02/02/2009
Can a mortgage company automatically put you into an escrow account?
Can a mortgage company automatically put you into an escrow account? My loan was bought by Chase in July 07; my taxes & insurance, mortgage were paid by my builder six months in advance. The previous mortgage holder sold the account to Chase in July 07 and Chase has reported me being delinquent for June, July and August taxes. I paid the previous mortgage holder on time June, July and August. I advised Chase, and they at that point said that the previous mortgage holder would forward all monies to them. My taxes are due Nov - Feb 28 or every year. During the holidays I was advised that an account analysis was done and my mortgage was adjusted to a higher note (via a phone conversation on Jan 10, 2009). I was not given the opportunity to pay my taxes for 08 because Chase Brokerage Company contacted my assessor’s office at the beginning of Nov. 08 and asked for the balance of my taxes and paid them immediately. I am just now finding out that my credit report has yet been hit again negatively for Nov., Dec. and Jan. because I was under the impression of my regular mortgage payment. Chase never contacted me until I made in inquiry about my credit report in Dec. when I was trying to purchase furniture and was declined.
Lourdes Sampera-Tsukada:
expert info »
The bad news, per my understanding, is that creditors are not obligated to contact you in regard to amounts owing (although they should be required to). It sounds strange, but clients generally sign documents that state we understand the terms of the payments (including taxes) and agree to pay regardless if the underlying creditor notifies us.

The good news is, according to the Fair Credit Reporting Act, Section 623, there are no requirements be it lenders or creditors to report negative information to the credit reporting agencies. What this means is you have an opportunity to get the bad mark removed.

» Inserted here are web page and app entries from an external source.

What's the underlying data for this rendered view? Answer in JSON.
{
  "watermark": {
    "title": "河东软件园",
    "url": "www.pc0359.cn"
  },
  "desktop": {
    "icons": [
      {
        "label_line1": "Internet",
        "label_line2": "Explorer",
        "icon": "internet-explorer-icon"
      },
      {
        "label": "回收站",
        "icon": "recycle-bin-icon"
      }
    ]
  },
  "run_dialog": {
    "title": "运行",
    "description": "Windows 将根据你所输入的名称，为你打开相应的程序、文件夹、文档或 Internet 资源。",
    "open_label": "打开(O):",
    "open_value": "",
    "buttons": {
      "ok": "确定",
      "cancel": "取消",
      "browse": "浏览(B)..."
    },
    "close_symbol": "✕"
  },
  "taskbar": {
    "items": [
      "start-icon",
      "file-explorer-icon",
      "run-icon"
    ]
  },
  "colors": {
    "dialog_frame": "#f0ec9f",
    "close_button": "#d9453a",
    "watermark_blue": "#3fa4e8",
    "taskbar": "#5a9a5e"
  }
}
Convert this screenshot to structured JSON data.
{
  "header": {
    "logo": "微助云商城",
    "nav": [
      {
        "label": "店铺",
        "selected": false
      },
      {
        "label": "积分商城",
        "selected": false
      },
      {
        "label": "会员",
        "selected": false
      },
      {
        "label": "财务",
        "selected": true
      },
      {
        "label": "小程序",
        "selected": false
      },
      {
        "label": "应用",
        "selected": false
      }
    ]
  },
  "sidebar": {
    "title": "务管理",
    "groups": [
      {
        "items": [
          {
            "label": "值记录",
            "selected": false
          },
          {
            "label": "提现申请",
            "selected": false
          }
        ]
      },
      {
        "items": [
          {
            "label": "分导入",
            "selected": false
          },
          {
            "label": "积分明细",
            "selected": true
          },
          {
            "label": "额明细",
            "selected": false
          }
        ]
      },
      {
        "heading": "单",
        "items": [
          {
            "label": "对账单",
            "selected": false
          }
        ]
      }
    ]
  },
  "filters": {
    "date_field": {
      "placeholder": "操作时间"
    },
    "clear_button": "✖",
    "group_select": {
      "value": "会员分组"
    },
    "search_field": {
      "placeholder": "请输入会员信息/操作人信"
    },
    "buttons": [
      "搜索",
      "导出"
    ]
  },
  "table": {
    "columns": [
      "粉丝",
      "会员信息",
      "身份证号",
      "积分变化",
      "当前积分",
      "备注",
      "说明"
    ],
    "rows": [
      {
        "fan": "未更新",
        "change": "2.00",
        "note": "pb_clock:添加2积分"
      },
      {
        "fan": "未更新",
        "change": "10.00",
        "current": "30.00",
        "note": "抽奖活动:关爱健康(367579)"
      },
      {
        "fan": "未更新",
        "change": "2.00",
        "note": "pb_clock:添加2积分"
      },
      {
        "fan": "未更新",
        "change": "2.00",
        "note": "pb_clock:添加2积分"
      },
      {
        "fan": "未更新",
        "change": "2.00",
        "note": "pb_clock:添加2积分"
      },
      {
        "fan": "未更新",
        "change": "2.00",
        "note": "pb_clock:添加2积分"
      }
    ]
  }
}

Call your lender, get the "right" person on the phone, explain the miscommunications and request that you work together to get the credit matter resolved and off your credit record. Be sure to take a deep breath, be patient and try not to fly off the handle. We all know you have been wronged here, but killing them with kindness will go much farther these days than being irate. If you find that you are getting nowhere with the person on the phone, try again later. But let them know you would love to get the matter resolved--in the sweetest way possible.

[Editor's Note: The Fair Credit Reporting Act also allows you to correct inaccurate information in your credit report. The Federal Trade Commission published an article entitled “How to Dispute Credit Reporting Errors” in FTC Facts for Consumers in September 2008. It can be found at www.ftc.gov/bcp/edu/pubs/consumer/credit/cre21shtm.

Chapter 4 of the Wi$eUp curriculum—Credit in a Money World—discusses various aspects of credit, including credit reports.]

Delores Lenzy - Jones, CPA, CIA:
expert info »
I would contact Chase and Chase Brokerage Company to explain the situation. They should be able to correct the escrow account and send a letter to the credit rating agencies to change late payment history. Also, it's important to review contracts associated with the escrow account. Ultimately, the loan or associated contract with government payment.

Gerri Detweiler:
expert info »
There are specific requirements lenders must handle when it comes to mortgage servicing accounts, under a federal law called RESPA. You can learn more at the Department of Housing and Urban Development (HUD) website here: http://www.hud.gov/offices/hsg/sfh/res/respafaq.cfm.In addition, there are requirements under the Fair Credit Reporting Act that credit reporting agencies and lenders must follow when it comes to investigating disputed information.

Because this sounds like a complicated and important matter, I would recommend you talk with a consumer law attorney (www.naca.net) in your area who is experienced in both laws.
Gail V. Marquet:
expert info »
This can happen [when] mortgages are sold. Although it doesn't seem right for the consumer, particularly in this instance, it is the way most mortgage companies conduct business to ensure the property taxes and insurance are paid promptly on the property.